**Task description:** Could you please find each line in the records that contains the word "image" and copy it?

(Entries from a dataset of interfaces)
*** Block opens ***
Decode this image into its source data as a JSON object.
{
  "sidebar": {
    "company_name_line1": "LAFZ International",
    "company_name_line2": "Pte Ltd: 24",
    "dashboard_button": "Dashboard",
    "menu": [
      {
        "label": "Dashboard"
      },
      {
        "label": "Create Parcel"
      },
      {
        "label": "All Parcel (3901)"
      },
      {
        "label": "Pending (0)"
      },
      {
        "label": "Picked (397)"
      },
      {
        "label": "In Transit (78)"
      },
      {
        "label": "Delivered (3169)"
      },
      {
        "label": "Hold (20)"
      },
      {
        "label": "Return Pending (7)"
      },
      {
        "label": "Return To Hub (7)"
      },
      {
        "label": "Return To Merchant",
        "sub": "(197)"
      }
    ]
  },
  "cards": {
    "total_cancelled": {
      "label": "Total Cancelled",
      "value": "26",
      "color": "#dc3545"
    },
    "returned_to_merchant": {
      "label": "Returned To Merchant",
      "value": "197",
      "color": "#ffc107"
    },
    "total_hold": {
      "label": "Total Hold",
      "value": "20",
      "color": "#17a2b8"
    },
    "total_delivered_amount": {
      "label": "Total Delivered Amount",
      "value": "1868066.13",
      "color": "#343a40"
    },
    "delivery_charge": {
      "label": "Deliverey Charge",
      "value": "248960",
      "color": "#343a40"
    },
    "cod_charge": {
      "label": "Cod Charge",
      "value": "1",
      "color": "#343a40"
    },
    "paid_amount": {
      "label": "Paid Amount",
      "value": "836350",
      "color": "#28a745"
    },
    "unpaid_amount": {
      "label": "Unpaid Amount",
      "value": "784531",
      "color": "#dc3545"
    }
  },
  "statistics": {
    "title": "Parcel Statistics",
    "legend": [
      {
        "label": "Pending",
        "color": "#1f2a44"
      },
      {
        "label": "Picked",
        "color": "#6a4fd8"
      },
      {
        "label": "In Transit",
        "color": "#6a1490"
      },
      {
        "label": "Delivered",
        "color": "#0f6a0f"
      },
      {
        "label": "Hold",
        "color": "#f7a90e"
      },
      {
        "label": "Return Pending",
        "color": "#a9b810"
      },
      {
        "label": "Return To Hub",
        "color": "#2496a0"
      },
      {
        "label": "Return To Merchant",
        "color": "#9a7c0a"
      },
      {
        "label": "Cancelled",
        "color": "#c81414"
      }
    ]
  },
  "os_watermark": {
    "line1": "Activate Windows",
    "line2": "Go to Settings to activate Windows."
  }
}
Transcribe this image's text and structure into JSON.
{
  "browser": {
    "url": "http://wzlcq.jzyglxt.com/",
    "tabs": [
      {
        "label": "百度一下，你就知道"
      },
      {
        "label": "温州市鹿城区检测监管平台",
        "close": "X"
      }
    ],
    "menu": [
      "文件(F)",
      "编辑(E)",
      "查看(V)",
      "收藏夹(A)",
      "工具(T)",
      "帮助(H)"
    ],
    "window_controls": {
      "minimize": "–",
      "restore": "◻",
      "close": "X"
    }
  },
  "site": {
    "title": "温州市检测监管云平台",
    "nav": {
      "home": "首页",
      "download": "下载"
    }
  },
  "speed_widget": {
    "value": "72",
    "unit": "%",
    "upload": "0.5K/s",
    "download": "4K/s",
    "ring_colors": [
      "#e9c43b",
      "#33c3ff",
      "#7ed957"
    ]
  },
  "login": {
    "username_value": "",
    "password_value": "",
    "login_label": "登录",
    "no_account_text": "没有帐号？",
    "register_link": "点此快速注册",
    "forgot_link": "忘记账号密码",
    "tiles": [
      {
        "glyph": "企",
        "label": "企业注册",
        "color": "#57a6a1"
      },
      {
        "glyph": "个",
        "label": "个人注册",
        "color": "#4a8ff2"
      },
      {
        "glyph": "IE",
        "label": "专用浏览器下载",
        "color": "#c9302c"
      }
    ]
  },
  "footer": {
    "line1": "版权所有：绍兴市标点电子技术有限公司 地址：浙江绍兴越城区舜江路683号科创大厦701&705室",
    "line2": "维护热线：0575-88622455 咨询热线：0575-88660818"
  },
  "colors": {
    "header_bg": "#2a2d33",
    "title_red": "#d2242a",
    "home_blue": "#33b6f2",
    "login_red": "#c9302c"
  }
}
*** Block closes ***
**Your response:**
Decode this image into its source data as a JSON object.
Transcribe this image's text and structure into JSON.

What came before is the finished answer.